  2. The Chinese Government expressed displeasure with the use of U.S. Marines to guard the U.S. Liaison Office in Beijing. Telegram 1297 from Beijing, November 1, suggested that their uniformed appearance offended Chinese observers. (Ibid., NSC Files, Box 527, Country Files, Far East, People’s Republic of China, Vol. 8, July 10–Dec 31, 1973)
  3. The name did not sound like Nguyen Duy Trinh but it probably was. [Footnote in the original.]
  4. Material on journalists missing in Cambodia was included in a checklist from Kissinger’s trip. (National Archives, Nixon Presidential Materials, NSC Files, Kissinger Office Files, Box 100, Country Files, Far East, Kissinger Trip to Peking—Papers, November 1973)
  5. On October 26, the Department of State informed the Embassy in Saigon that Queen Kossamak Nearireak would be flown from Phnom Penh to Beijing, where her son, Prince Sihanouk, was currently residing. (Telegram 211294; National Archives, RG 59, Central Foreign Policy Files)
  6. Gough Whitlam visited the People’s Republic of China from October 31 to November 4.

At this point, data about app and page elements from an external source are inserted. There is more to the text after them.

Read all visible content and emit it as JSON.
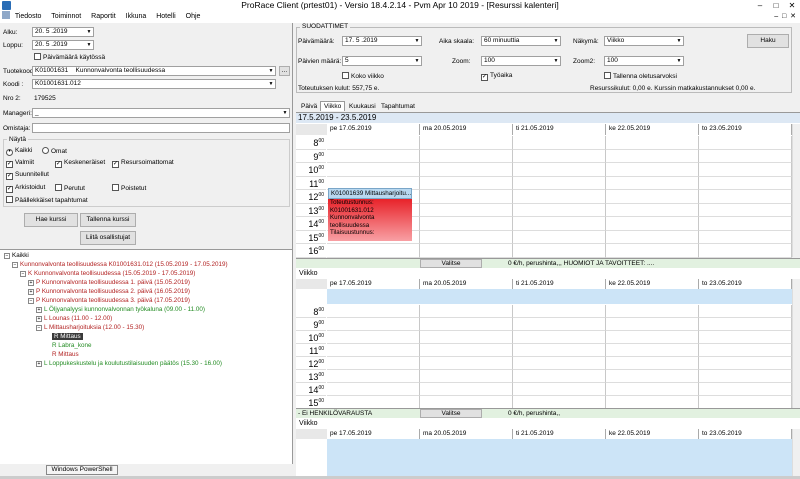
{
  "window": {
    "title": "ProRace Client (prtest01)  - Versio 18.4.2.14 - Pvm Apr 10 2019 - [Resurssi kalenteri]",
    "min": "–",
    "max": "□",
    "close": "✕"
  },
  "menu": [
    "Tiedosto",
    "Toiminnot",
    "Raportit",
    "Ikkuna",
    "Hotelli",
    "Ohje"
  ],
  "left": {
    "alku_label": "Alku:",
    "alku": "20. 5 .2019",
    "loppu_label": "Loppu:",
    "loppu": "20. 5 .2019",
    "paivamaara_kaytossa": "Päivämäärä käytössä",
    "tuotekoodi_label": "Tuotekoodi:",
    "tuotekoodi": "K01001631",
    "tuotekoodi_name": "Kunnonvalvonta teollisuudessa",
    "dots": "...",
    "koodi_label": "Koodi :",
    "koodi": "K01001631.012",
    "nro2_label": "Nro 2:",
    "nro2": "179525",
    "manageri_label": "Manageri:",
    "manageri": "_",
    "omistaja_label": "Omistaja:",
    "nayta_label": "Näytä",
    "kaikki": "Kaikki",
    "omat": "Omat",
    "valmiit": "Valmiit",
    "keskeneraiset": "Keskeneräiset",
    "resursoimattomat": "Resursoimattomat",
    "suunnitellut": "Suunnitellut",
    "arkistoidut": "Arkistoidut",
    "perutut": "Perutut",
    "poistetut": "Poistetut",
    "paallekkaiset": "Päällekkäiset tapahtumat",
    "hae_kurssi": "Hae kurssi",
    "tallenna_kurssi": "Tallenna kurssi",
    "liita": "Liitä osallistujat"
  },
  "tree": [
    {
      "t": "Kaikki",
      "c": "",
      "i": 0,
      "e": "⊟"
    },
    {
      "t": "Kunnonvalvonta teollisuudessa  K01001631.012 (15.05.2019 - 17.05.2019)",
      "c": "red",
      "i": 1,
      "e": "⊟"
    },
    {
      "t": "K  Kunnonvalvonta teollisuudessa (15.05.2019 - 17.05.2019)",
      "c": "red",
      "i": 2,
      "e": "⊟"
    },
    {
      "t": "P  Kunnonvalvonta teollisuudessa 1. päivä (15.05.2019)",
      "c": "red",
      "i": 3,
      "e": "⊞"
    },
    {
      "t": "P  Kunnonvalvonta teollisuudessa 2. päivä (16.05.2019)",
      "c": "red",
      "i": 3,
      "e": "⊞"
    },
    {
      "t": "P  Kunnonvalvonta teollisuudessa 3. päivä (17.05.2019)",
      "c": "red",
      "i": 3,
      "e": "⊟"
    },
    {
      "t": "L  Öljyanalyysi kunnonvalvonnan työkaluna (09.00 - 11.00)",
      "c": "green",
      "i": 4,
      "e": "⊞"
    },
    {
      "t": "L  Lounas (11.00 - 12.00)",
      "c": "red",
      "i": 4,
      "e": "⊞"
    },
    {
      "t": "L  Mittausharjoituksia (12.00 - 15.30)",
      "c": "red",
      "i": 4,
      "e": "⊟"
    },
    {
      "t": "R  Mittaus",
      "c": "sel",
      "i": 5,
      "e": ""
    },
    {
      "t": "R  Labra_kone",
      "c": "green",
      "i": 5,
      "e": ""
    },
    {
      "t": "R  Mittaus",
      "c": "red",
      "i": 5,
      "e": ""
    },
    {
      "t": "L  Loppukeskustelu ja koulutustilaisuuden päätös (15.30 - 16.00)",
      "c": "green",
      "i": 4,
      "e": "⊞"
    }
  ],
  "tooltip": "Windows PowerShell",
  "filters": {
    "title": "SUODATTIMET",
    "paivamaara_label": "Päivämäärä:",
    "paivamaara": "17. 5 .2019",
    "aikaskaala_label": "Aika skaala:",
    "aikaskaala": "60 minuuttia",
    "nakyma_label": "Näkymä:",
    "nakyma": "Viikko",
    "haku": "Haku",
    "paivien_maara_label": "Päivien määrä:",
    "paivien_maara": "5",
    "zoom_label": "Zoom:",
    "zoom": "100",
    "zoom2_label": "Zoom2:",
    "zoom2": "100",
    "koko_viikko": "Koko viikko",
    "tyoaika": "Työaika",
    "tallenna_oletus": "Tallenna oletusarvoksi",
    "toteutuksen_kulut": "Toteutuksen kulut: 557,75 e.",
    "resurssikulut": "Resurssikulut: 0,00 e. Kurssin matkakustannukset 0,00 e."
  },
  "tabs": [
    "Päivä",
    "Viikko",
    "Kuukausi",
    "Tapahtumat"
  ],
  "cal1": {
    "range": "17.5.2019 - 23.5.2019",
    "days": [
      "pe 17.05.2019",
      "ma 20.05.2019",
      "ti 21.05.2019",
      "ke 22.05.2019",
      "to 23.05.2019"
    ],
    "hours": [
      "8",
      "9",
      "10",
      "11",
      "12",
      "13",
      "14",
      "15",
      "16"
    ],
    "min": "00",
    "event_head": "K01001639  Mittausharjoitu...",
    "event_body": [
      "Toteutustunnus:",
      "K01001631.012",
      "Kunnonvalvonta",
      "teollisuudessa",
      "Tilaisuustunnus:"
    ]
  },
  "sec2": {
    "valitse": "Valitse",
    "info": "0 €/h, perushinta,,,  HUOMIOT JA TAVOITTEET: ....   ",
    "view": "Viikko",
    "days": [
      "pe 17.05.2019",
      "ma 20.05.2019",
      "ti 21.05.2019",
      "ke 22.05.2019",
      "to 23.05.2019"
    ],
    "hours": [
      "8",
      "9",
      "10",
      "11",
      "12",
      "13",
      "14",
      "15"
    ]
  },
  "sec3": {
    "title": "- Ei HENKILÖVARAUSTA",
    "valitse": "Valitse",
    "info": "0 €/h, perushinta,,",
    "view": "Viikko",
    "days": [
      "pe 17.05.2019",
      "ma 20.05.2019",
      "ti 21.05.2019",
      "ke 22.05.2019",
      "to 23.05.2019"
    ]
  },
  "colors": {
    "accent": "#cce4f7",
    "event_red": "#e8232a",
    "event_blue": "#b8d8f0",
    "green_bar": "#e2f1e0"
  }
}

  7. Chou and Kissinger met until 2:20 a.m. to finalize the communiqué. (National Archives, Nixon Presidential Materials, NSC Files, Kissinger Office Files, Box 100, Country Files, Far East, Secretary Kissinger’s Conversations in Peking, November 1973) The final text of the Joint Communiqué is printed in Department of State Bulletin, December 10, 1973, pp. 716–717.